Telephone survey: I would argue the data quality for my surveys is much better because we have professional staff administering the survey and proofing the data before they submit each telephone survey case. It doesn’t really matter, the end-all point is I am more representative of a given target audience than you are, online survey. I can dial through samples randomly to create a margin of error for my surveys. I also eliminate any bias that your surveys might encounter because not everyone is comfortable with a computer, has the Internet, or a smart phone. Usage of panels causes some major concerns with how representative the surveyed audience is. It may take longer and cost more but I can guarantee that my survey results will be more representative than a panel and most online surveys.

Online survey: But you can’t guarantee it. Not everyone owns a phone, and it’s very difficult, if not impossible to geographically target a cell phone sample. Couple that with the erosion of landlines and your methodology is on the ropes. Like the rotary dial in the 1980s.

Moderator: Okay, we are out of time, any closing statements?

Telephone survey: I think it’s time you stop capitalizing the “I” in internet. You’re not that important anymore.

Online survey: Enjoy your bridge game tonight while you eat your Grape Nuts.

Decision 2012 - Telephone Survey Versus Online Survey

Based on this graphic, George clearly gets too excited talking about methodologies.

Which methodology wins the debate and which methodology offers more advantages for a client? Comment below.

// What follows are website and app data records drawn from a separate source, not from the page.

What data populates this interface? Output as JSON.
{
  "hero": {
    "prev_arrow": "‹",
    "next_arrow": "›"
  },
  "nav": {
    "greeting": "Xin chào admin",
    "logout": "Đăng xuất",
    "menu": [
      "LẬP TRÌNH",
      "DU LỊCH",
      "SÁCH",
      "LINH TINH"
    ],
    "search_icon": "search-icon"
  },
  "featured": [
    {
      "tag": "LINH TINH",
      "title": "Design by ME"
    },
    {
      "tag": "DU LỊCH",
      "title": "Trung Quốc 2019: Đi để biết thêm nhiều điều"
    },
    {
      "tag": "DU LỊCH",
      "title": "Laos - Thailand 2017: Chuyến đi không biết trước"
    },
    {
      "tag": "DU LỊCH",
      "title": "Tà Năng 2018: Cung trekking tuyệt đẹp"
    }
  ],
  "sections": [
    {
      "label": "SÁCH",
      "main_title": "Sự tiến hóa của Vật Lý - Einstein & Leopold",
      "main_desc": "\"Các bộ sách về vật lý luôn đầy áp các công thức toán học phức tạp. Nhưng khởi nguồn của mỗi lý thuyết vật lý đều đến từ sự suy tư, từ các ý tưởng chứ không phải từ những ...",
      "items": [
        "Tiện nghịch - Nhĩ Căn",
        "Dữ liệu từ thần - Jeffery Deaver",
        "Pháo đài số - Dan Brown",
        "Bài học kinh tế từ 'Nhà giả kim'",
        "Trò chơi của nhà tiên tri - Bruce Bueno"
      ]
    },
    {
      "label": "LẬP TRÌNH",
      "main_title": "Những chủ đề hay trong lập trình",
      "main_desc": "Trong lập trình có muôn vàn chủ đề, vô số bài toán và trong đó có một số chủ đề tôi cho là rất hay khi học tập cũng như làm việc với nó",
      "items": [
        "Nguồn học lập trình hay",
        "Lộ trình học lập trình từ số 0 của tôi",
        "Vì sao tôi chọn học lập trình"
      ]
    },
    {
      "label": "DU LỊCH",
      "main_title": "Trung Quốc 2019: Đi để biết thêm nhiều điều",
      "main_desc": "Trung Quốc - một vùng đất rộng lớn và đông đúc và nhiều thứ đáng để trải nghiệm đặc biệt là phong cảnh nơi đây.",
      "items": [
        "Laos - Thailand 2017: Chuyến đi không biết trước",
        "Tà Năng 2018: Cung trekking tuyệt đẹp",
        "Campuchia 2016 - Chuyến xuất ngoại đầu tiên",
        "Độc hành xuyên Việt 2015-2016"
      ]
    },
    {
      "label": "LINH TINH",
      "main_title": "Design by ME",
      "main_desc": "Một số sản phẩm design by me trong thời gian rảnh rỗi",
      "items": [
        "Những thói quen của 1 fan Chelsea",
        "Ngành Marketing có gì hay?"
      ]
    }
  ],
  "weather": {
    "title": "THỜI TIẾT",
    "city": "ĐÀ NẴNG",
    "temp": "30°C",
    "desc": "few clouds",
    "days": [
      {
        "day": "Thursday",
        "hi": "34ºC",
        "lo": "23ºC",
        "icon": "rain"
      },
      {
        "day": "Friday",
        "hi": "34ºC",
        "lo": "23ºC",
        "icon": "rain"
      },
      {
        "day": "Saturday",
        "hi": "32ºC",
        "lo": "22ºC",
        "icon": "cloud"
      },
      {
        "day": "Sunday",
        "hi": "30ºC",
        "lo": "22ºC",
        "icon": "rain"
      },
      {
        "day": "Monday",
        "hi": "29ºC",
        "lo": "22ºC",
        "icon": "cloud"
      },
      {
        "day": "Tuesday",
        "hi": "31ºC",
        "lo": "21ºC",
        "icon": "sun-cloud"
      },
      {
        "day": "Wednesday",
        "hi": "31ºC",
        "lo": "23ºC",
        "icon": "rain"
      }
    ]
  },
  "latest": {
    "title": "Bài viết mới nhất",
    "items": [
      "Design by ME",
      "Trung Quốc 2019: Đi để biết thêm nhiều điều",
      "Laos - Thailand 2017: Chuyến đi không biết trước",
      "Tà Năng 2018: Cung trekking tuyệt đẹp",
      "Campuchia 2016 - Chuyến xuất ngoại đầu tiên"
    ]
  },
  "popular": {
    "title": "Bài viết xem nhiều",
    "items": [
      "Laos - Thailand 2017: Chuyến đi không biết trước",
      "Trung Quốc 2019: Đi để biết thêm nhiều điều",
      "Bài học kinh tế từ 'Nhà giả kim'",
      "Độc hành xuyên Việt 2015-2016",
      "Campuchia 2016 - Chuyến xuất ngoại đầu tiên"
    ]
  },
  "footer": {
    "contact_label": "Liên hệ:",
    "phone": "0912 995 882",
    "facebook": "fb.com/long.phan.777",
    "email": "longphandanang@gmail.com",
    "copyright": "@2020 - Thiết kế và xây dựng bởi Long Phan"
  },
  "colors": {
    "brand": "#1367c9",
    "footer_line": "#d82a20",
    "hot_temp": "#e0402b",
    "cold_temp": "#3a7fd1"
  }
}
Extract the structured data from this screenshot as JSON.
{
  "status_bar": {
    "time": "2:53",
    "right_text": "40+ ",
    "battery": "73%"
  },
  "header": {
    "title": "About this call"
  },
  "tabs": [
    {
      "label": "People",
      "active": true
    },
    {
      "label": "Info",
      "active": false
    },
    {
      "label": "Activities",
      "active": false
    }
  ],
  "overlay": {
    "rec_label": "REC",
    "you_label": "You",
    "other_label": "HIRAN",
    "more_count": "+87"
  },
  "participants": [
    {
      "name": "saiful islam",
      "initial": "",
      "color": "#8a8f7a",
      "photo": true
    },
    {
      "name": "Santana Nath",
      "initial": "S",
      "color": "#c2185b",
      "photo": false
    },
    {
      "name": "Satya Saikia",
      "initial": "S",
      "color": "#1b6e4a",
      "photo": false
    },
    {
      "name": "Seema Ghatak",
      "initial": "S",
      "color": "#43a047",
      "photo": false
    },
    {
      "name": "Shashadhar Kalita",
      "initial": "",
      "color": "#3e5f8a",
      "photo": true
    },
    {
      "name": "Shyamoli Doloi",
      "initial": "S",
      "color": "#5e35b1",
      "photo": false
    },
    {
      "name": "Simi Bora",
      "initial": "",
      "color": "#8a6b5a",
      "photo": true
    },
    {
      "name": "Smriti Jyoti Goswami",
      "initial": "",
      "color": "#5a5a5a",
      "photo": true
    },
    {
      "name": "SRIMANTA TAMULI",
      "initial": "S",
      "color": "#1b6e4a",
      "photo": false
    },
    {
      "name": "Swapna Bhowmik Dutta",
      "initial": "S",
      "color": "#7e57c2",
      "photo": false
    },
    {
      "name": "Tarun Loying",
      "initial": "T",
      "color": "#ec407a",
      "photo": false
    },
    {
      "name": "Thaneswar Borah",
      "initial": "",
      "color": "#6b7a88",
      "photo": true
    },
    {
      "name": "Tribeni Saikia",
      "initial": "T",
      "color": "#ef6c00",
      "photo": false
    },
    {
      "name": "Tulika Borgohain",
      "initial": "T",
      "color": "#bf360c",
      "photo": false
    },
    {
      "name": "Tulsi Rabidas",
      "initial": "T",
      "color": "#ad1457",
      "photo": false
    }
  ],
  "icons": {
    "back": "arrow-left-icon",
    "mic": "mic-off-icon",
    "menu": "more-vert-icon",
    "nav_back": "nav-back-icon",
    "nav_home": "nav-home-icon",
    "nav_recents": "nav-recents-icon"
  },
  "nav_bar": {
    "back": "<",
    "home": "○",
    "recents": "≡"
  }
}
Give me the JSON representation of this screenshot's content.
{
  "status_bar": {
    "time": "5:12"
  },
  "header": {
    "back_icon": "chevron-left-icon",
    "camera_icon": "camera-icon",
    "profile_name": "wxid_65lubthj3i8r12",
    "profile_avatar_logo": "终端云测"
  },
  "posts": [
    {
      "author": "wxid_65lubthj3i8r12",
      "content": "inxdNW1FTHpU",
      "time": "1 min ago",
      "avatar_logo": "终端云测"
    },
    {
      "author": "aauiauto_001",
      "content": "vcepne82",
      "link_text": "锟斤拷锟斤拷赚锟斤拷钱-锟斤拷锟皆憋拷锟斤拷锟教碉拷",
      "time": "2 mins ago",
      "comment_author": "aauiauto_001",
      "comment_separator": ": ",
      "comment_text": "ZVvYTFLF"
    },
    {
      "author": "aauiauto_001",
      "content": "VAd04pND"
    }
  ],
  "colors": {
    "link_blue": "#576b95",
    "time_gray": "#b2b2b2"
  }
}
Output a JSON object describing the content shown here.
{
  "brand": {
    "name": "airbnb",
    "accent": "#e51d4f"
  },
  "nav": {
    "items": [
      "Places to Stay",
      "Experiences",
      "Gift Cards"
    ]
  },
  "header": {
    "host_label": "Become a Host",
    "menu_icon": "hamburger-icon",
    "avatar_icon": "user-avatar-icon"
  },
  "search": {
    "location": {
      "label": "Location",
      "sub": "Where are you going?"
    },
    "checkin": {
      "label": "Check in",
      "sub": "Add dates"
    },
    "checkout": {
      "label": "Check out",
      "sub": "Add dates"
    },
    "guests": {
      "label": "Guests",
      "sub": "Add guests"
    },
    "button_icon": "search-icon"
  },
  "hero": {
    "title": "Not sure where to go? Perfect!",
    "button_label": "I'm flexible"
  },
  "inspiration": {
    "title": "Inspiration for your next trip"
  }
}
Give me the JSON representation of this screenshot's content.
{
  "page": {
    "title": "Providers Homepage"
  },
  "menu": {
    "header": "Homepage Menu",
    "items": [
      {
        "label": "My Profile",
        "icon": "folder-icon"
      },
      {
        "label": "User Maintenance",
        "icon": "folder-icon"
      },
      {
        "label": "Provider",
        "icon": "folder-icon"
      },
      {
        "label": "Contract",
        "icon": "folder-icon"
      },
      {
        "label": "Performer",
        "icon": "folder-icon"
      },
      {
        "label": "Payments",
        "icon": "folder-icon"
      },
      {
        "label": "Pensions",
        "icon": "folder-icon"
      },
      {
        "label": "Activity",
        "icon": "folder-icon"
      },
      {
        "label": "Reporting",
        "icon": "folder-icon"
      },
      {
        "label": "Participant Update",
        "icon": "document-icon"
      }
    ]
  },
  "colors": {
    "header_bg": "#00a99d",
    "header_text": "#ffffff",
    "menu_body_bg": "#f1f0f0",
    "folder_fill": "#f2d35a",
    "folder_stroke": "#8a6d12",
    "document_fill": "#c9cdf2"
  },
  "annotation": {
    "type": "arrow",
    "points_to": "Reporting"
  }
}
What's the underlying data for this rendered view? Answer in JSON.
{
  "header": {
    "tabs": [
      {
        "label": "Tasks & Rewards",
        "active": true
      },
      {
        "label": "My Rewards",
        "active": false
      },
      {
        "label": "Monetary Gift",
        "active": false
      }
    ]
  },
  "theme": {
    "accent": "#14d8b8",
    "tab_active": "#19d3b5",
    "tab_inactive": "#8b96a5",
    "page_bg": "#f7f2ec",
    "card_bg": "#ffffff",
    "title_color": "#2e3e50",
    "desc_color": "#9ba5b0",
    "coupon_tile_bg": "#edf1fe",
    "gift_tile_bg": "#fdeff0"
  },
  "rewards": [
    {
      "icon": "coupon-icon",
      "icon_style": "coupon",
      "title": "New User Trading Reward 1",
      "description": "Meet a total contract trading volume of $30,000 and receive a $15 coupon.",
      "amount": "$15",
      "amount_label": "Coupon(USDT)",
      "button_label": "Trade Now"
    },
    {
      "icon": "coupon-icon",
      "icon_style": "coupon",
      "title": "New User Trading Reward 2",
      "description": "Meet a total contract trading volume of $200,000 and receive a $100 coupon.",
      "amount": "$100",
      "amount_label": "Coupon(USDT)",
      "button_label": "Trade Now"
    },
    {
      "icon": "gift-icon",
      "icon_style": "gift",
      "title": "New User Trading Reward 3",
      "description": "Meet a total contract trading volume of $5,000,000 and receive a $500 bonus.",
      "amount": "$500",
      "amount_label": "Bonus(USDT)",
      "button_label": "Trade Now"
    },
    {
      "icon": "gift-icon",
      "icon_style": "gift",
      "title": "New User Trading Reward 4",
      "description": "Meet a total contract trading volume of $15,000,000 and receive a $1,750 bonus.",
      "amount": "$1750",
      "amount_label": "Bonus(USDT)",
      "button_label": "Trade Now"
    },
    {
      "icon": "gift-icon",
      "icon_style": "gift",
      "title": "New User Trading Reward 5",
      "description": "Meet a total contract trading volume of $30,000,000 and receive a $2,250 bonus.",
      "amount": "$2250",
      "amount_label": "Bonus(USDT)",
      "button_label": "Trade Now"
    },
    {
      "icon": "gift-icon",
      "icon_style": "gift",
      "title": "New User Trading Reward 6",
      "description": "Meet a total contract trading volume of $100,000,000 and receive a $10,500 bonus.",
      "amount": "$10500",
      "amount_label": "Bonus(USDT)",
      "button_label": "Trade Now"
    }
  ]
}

Are you interested in working with a market research consultant to conduct a telephone survey or online survey. Or perhaps you would just like to talk to a market research consultant to determine which methodology fits best for your business needs. Contact our Business Development Director Sandy Baker at or by calling 315-635-9802. Research & Marketing Strategies (RMS) is a market research consultant located in New York State.